[Items listed in a dataset]

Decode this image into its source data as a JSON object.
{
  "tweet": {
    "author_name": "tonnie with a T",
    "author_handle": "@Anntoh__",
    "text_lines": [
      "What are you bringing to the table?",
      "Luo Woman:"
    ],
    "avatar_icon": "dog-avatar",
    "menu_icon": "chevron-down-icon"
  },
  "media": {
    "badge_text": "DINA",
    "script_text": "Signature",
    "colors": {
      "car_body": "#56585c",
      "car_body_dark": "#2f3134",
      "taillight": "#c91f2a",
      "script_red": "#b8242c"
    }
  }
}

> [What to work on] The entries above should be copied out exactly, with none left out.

> [Result of the task]
Decode this image into its source data as a JSON object.
{
  "tweet": {
    "author_name": "tonnie with a T",
    "author_handle": "@Anntoh__",
    "text_lines": [
      "What are you bringing to the table?",
      "Luo Woman:"
    ],
    "avatar_icon": "dog-avatar",
    "menu_icon": "chevron-down-icon"
  },
  "media": {
    "badge_text": "DINA",
    "script_text": "Signature",
    "colors": {
      "car_body": "#56585c",
      "car_body_dark": "#2f3134",
      "taillight": "#c91f2a",
      "script_red": "#b8242c"
    }
  }
}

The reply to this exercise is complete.